What you will do
Compute how many lines below contain the word "Detect" and respond with that number only.

Items listed in a dataset
---*---

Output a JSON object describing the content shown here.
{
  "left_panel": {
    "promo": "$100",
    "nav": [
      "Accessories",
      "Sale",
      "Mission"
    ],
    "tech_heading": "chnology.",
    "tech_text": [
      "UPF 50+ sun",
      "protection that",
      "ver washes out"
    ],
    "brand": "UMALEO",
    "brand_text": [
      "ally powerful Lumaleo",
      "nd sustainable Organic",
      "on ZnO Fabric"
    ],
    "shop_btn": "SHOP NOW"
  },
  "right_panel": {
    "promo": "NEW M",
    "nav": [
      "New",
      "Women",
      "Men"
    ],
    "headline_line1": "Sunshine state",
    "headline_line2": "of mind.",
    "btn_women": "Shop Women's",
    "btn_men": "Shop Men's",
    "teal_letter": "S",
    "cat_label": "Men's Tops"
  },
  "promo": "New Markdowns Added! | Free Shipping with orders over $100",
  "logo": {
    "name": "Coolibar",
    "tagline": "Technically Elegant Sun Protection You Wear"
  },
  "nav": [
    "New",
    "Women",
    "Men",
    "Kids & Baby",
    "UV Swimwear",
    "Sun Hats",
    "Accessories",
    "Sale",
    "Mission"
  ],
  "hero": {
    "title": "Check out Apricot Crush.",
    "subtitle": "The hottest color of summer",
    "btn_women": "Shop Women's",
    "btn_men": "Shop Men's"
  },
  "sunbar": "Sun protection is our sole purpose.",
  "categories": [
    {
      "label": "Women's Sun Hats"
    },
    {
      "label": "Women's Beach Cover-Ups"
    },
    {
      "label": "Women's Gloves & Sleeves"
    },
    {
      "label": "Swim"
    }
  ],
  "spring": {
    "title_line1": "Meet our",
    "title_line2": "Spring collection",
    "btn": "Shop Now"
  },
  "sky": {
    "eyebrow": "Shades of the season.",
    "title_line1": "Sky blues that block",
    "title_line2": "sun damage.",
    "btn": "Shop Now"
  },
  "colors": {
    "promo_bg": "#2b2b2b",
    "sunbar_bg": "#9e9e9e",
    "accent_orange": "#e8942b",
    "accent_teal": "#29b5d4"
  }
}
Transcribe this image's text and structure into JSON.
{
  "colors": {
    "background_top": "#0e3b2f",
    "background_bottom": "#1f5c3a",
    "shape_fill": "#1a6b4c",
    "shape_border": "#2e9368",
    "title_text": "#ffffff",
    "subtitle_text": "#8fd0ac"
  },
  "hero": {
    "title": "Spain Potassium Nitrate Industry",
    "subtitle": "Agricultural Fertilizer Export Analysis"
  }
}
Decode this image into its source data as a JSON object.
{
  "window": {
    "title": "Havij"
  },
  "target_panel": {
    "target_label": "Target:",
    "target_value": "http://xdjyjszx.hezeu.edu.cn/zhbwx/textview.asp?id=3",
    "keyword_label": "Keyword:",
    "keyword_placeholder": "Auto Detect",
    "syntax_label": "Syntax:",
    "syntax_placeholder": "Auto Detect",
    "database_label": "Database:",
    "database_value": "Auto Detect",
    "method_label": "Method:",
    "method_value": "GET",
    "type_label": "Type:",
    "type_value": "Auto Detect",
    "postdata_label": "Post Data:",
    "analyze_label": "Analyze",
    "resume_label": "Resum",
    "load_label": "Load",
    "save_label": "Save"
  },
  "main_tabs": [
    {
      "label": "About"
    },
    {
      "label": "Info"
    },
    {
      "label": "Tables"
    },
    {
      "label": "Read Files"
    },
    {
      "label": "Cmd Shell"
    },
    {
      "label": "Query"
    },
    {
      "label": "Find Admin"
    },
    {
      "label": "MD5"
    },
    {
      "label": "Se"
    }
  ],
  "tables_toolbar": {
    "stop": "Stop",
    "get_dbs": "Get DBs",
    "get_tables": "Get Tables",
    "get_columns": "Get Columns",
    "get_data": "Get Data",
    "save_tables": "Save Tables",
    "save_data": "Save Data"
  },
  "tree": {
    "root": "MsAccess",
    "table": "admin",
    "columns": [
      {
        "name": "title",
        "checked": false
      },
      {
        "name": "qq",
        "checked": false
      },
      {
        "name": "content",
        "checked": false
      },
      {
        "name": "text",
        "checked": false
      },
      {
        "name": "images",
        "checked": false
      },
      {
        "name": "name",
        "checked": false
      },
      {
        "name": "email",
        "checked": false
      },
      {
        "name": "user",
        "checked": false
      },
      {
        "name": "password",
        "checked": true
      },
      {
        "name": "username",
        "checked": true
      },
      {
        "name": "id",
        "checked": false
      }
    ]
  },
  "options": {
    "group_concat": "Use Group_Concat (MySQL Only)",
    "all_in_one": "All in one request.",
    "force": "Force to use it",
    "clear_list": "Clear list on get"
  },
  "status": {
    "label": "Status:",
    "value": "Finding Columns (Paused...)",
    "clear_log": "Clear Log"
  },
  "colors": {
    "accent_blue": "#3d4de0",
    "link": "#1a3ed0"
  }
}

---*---

Result for this exercise
4